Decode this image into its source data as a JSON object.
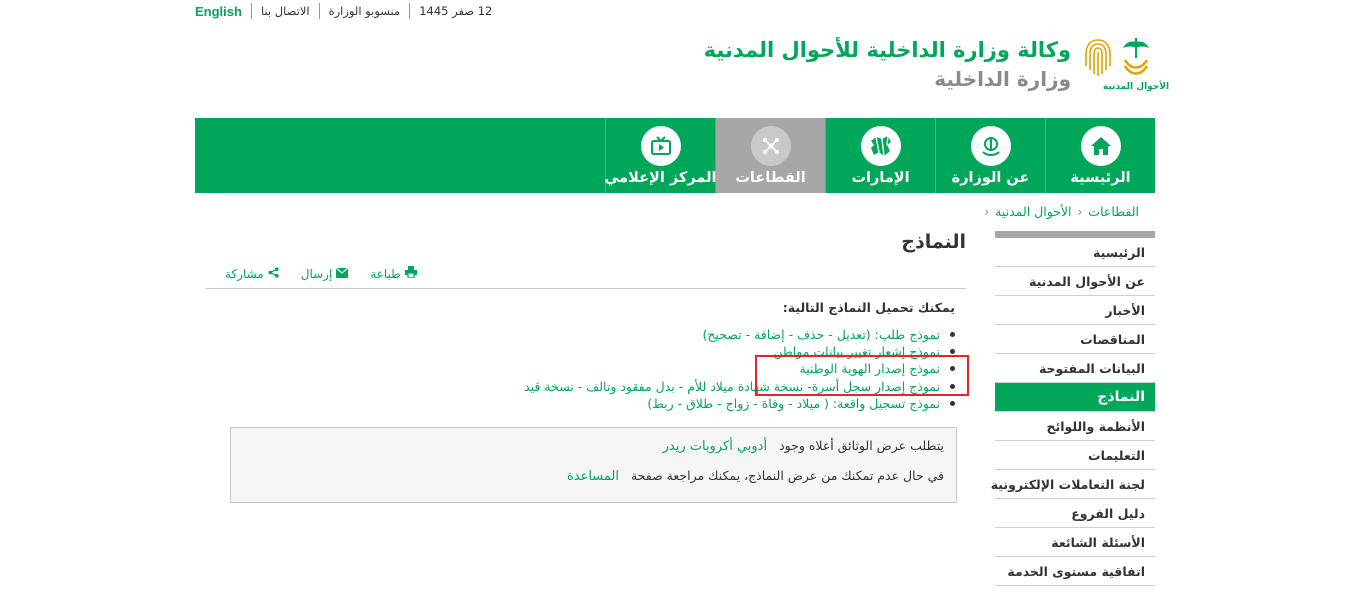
{
  "topbar": {
    "date": "12 صفر 1445",
    "staff": "منسوبو الوزارة",
    "contact": "الاتصال بنا",
    "english": "English"
  },
  "header": {
    "title": "وكالة وزارة الداخلية للأحوال المدنية",
    "subtitle": "وزارة الداخلية",
    "emblem_caption": "الأحوال المدنية"
  },
  "nav": {
    "items": [
      {
        "label": "الرئيسية",
        "icon": "home-icon"
      },
      {
        "label": "عن الوزارة",
        "icon": "ministry-emblem-icon"
      },
      {
        "label": "الإمارات",
        "icon": "map-icon"
      },
      {
        "label": "القطاعات",
        "icon": "share-nodes-icon"
      },
      {
        "label": "المركز الإعلامي",
        "icon": "tv-icon"
      }
    ]
  },
  "breadcrumb": {
    "items": [
      "الأحوال المدنية",
      "القطاعات"
    ]
  },
  "sidebar": {
    "items": [
      "الرئيسية",
      "عن الأحوال المدنية",
      "الأخبار",
      "المناقصات",
      "البيانات المفتوحة",
      "النماذج",
      "الأنظمة واللوائح",
      "التعليمات",
      "لجنة التعاملات الإلكترونية",
      "دليل الفروع",
      "الأسئلة الشائعة",
      "اتفاقية مستوى الخدمة"
    ]
  },
  "content": {
    "title": "النماذج",
    "tools": {
      "print": "طباعة",
      "send": "إرسال",
      "share": "مشاركة"
    },
    "intro": "يمكنك تحميل النماذج التالية:",
    "forms": [
      "نموذج طلب: (تعديل - حذف - إضافة - تصحيح)",
      "نموذج إشعار تغيير بيانات مواطن",
      "نموذج إصدار الهوية الوطنية",
      "نموذج إصدار سجل أسرة- نسخة شهادة ميلاد للأم - بدل مفقود وتالف - نسخة قيد",
      "نموذج تسجيل واقعة: ( ميلاد - وفاة - زواج - طلاق - ربط)"
    ],
    "notice": {
      "line1": "يتطلب عرض الوثائق أعلاه وجود",
      "line1_link": "أدوبي أكروبات ريدر",
      "line2": "في حال عدم تمكنك من عرض النماذج، يمكنك مراجعة صفحة",
      "line2_link": "المساعدة"
    }
  },
  "colors": {
    "brand": "#00a65a",
    "active_nav": "#a7a7a7",
    "highlight": "#e2262c"
  }
}
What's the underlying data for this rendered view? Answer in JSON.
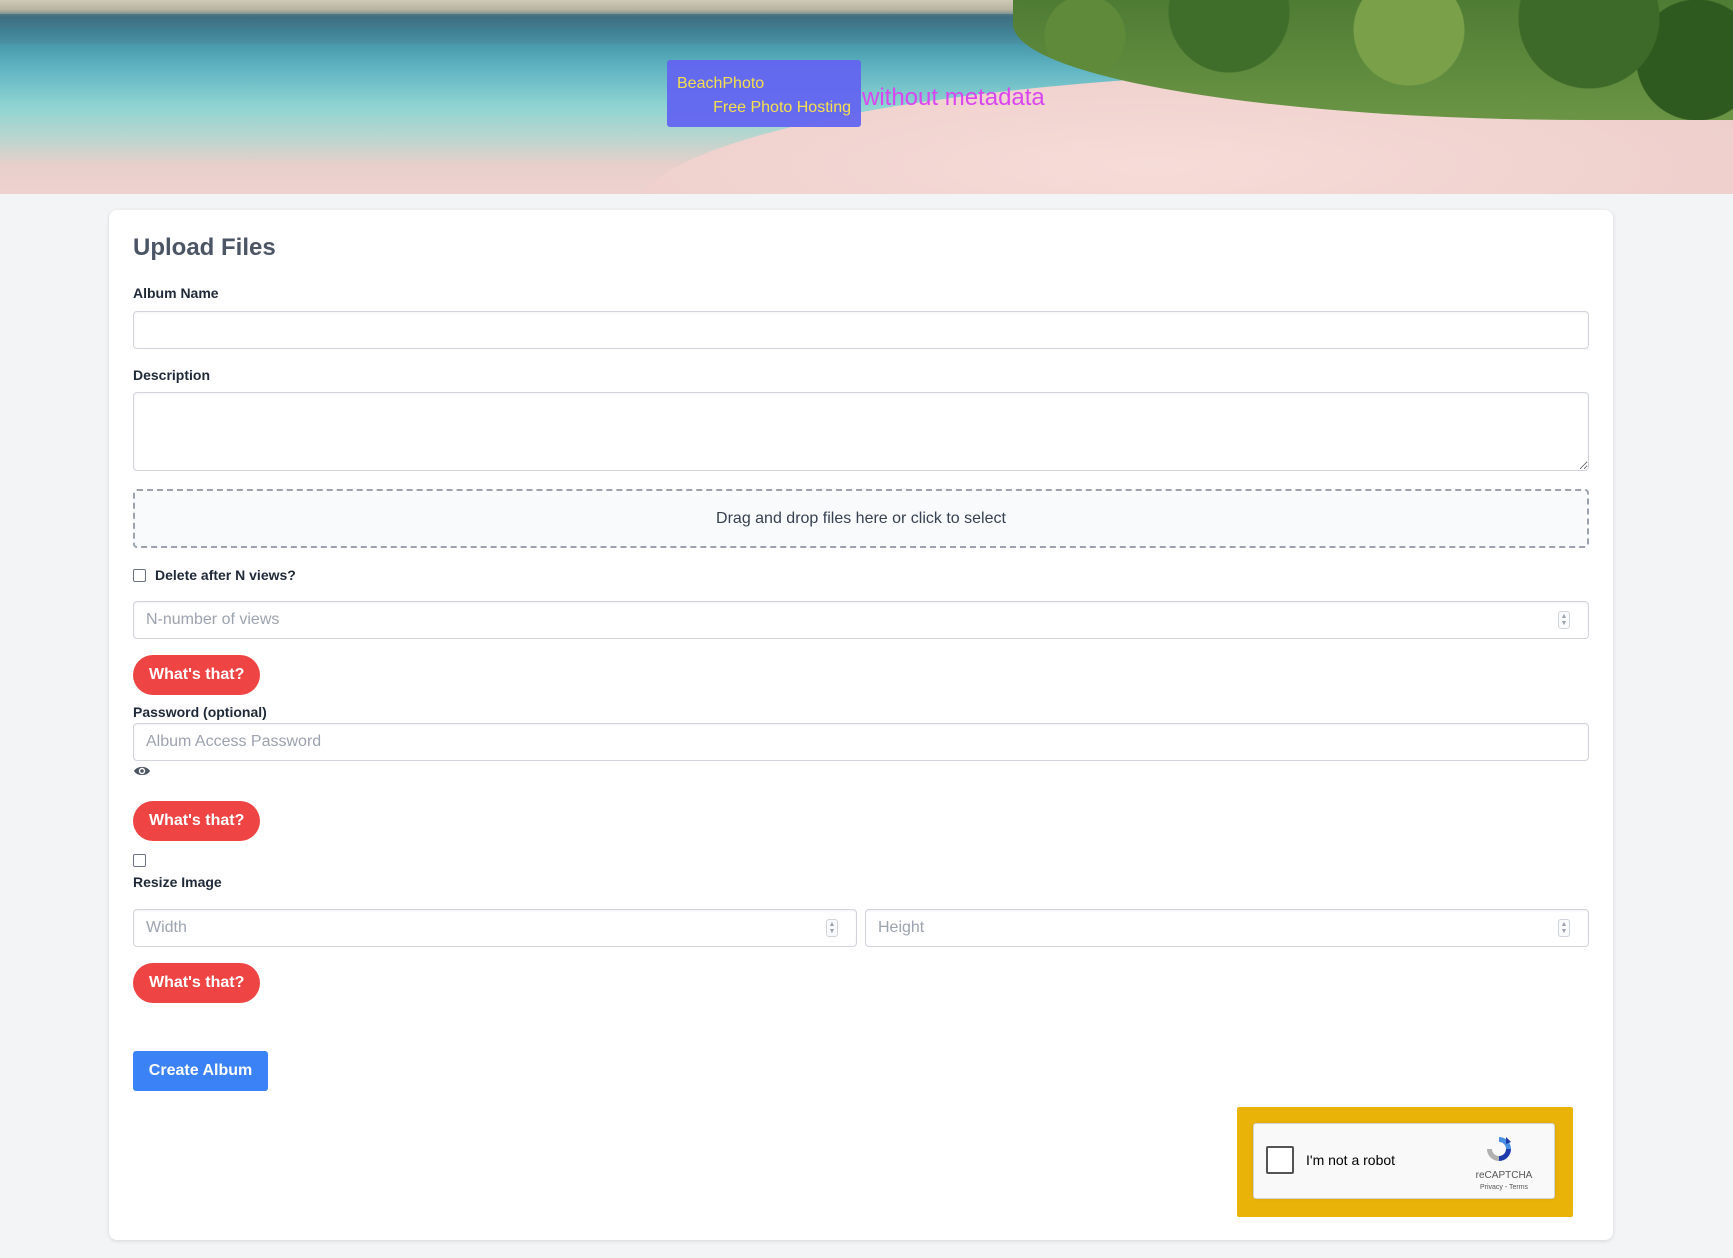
{
  "header": {
    "brand_name": "BeachPhoto",
    "brand_tagline": "Free Photo Hosting",
    "brand_suffix": "without metadata"
  },
  "form": {
    "title": "Upload Files",
    "album_name": {
      "label": "Album Name",
      "value": ""
    },
    "description": {
      "label": "Description",
      "value": ""
    },
    "dropzone_text": "Drag and drop files here or click to select",
    "delete_after": {
      "label": "Delete after N views?",
      "checked": false,
      "placeholder": "N-number of views"
    },
    "whats_that_label": "What's that?",
    "password": {
      "label": "Password (optional)",
      "placeholder": "Album Access Password"
    },
    "resize": {
      "label": "Resize Image",
      "checked": false,
      "width_placeholder": "Width",
      "height_placeholder": "Height"
    },
    "submit_label": "Create Album"
  },
  "recaptcha": {
    "label": "I'm not a robot",
    "brand": "reCAPTCHA",
    "links": "Privacy - Terms"
  },
  "colors": {
    "brand_box": "#6366f1",
    "brand_text": "#fde047",
    "brand_suffix": "#d946ef",
    "help_button": "#ef4444",
    "primary_button": "#3b82f6",
    "captcha_frame": "#eab308"
  }
}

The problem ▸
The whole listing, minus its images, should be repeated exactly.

Written answer ▸
Decode this image into its source data as a JSON object.
{
  "topbar": {
    "date": "12 صفر 1445",
    "staff": "منسوبو الوزارة",
    "contact": "الاتصال بنا",
    "english": "English"
  },
  "header": {
    "title": "وكالة وزارة الداخلية للأحوال المدنية",
    "subtitle": "وزارة الداخلية",
    "emblem_caption": "الأحوال المدنية"
  },
  "nav": {
    "items": [
      {
        "label": "الرئيسية",
        "icon": "home-icon"
      },
      {
        "label": "عن الوزارة",
        "icon": "ministry-emblem-icon"
      },
      {
        "label": "الإمارات",
        "icon": "map-icon"
      },
      {
        "label": "القطاعات",
        "icon": "share-nodes-icon"
      },
      {
        "label": "المركز الإعلامي",
        "icon": "tv-icon"
      }
    ]
  },
  "breadcrumb": {
    "items": [
      "الأحوال المدنية",
      "القطاعات"
    ]
  },
  "sidebar": {
    "items": [
      "الرئيسية",
      "عن الأحوال المدنية",
      "الأخبار",
      "المناقصات",
      "البيانات المفتوحة",
      "النماذج",
      "الأنظمة واللوائح",
      "التعليمات",
      "لجنة التعاملات الإلكترونية",
      "دليل الفروع",
      "الأسئلة الشائعة",
      "اتفاقية مستوى الخدمة"
    ]
  },
  "content": {
    "title": "النماذج",
    "tools": {
      "print": "طباعة",
      "send": "إرسال",
      "share": "مشاركة"
    },
    "intro": "يمكنك تحميل النماذج التالية:",
    "forms": [
      "نموذج طلب: (تعديل - حذف - إضافة - تصحيح)",
      "نموذج إشعار تغيير بيانات مواطن",
      "نموذج إصدار الهوية الوطنية",
      "نموذج إصدار سجل أسرة- نسخة شهادة ميلاد للأم - بدل مفقود وتالف - نسخة قيد",
      "نموذج تسجيل واقعة: ( ميلاد - وفاة - زواج - طلاق - ربط)"
    ],
    "notice": {
      "line1": "يتطلب عرض الوثائق أعلاه وجود",
      "line1_link": "أدوبي أكروبات ريدر",
      "line2": "في حال عدم تمكنك من عرض النماذج، يمكنك مراجعة صفحة",
      "line2_link": "المساعدة"
    }
  },
  "colors": {
    "brand": "#00a65a",
    "active_nav": "#a7a7a7",
    "highlight": "#e2262c"
  }
}
What's the underlying data for this rendered view? Answer in JSON.
{
  "header": {
    "brand_name": "BeachPhoto",
    "brand_tagline": "Free Photo Hosting",
    "brand_suffix": "without metadata"
  },
  "form": {
    "title": "Upload Files",
    "album_name": {
      "label": "Album Name",
      "value": ""
    },
    "description": {
      "label": "Description",
      "value": ""
    },
    "dropzone_text": "Drag and drop files here or click to select",
    "delete_after": {
      "label": "Delete after N views?",
      "checked": false,
      "placeholder": "N-number of views"
    },
    "whats_that_label": "What's that?",
    "password": {
      "label": "Password (optional)",
      "placeholder": "Album Access Password"
    },
    "resize": {
      "label": "Resize Image",
      "checked": false,
      "width_placeholder": "Width",
      "height_placeholder": "Height"
    },
    "submit_label": "Create Album"
  },
  "recaptcha": {
    "label": "I'm not a robot",
    "brand": "reCAPTCHA",
    "links": "Privacy - Terms"
  },
  "colors": {
    "brand_box": "#6366f1",
    "brand_text": "#fde047",
    "brand_suffix": "#d946ef",
    "help_button": "#ef4444",
    "primary_button": "#3b82f6",
    "captcha_frame": "#eab308"
  }
}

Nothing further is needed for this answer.